Input data —

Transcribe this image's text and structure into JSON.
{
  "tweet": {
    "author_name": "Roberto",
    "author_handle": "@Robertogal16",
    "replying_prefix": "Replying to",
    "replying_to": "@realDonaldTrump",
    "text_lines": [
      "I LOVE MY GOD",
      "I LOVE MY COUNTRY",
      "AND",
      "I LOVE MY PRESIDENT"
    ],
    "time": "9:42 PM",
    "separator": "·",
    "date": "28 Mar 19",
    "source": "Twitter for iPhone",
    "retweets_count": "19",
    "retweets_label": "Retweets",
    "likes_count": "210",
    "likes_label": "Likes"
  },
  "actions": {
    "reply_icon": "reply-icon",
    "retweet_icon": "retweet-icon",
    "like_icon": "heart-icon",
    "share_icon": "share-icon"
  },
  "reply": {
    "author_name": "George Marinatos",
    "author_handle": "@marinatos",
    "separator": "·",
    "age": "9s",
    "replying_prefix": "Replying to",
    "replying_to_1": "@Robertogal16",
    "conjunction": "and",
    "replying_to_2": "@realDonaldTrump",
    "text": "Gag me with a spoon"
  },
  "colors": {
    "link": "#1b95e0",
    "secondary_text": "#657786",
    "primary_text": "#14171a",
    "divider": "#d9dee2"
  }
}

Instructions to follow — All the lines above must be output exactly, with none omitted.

Answer to this exercise —
Transcribe this image's text and structure into JSON.
{
  "tweet": {
    "author_name": "Roberto",
    "author_handle": "@Robertogal16",
    "replying_prefix": "Replying to",
    "replying_to": "@realDonaldTrump",
    "text_lines": [
      "I LOVE MY GOD",
      "I LOVE MY COUNTRY",
      "AND",
      "I LOVE MY PRESIDENT"
    ],
    "time": "9:42 PM",
    "separator": "·",
    "date": "28 Mar 19",
    "source": "Twitter for iPhone",
    "retweets_count": "19",
    "retweets_label": "Retweets",
    "likes_count": "210",
    "likes_label": "Likes"
  },
  "actions": {
    "reply_icon": "reply-icon",
    "retweet_icon": "retweet-icon",
    "like_icon": "heart-icon",
    "share_icon": "share-icon"
  },
  "reply": {
    "author_name": "George Marinatos",
    "author_handle": "@marinatos",
    "separator": "·",
    "age": "9s",
    "replying_prefix": "Replying to",
    "replying_to_1": "@Robertogal16",
    "conjunction": "and",
    "replying_to_2": "@realDonaldTrump",
    "text": "Gag me with a spoon"
  },
  "colors": {
    "link": "#1b95e0",
    "secondary_text": "#657786",
    "primary_text": "#14171a",
    "divider": "#d9dee2"
  }
}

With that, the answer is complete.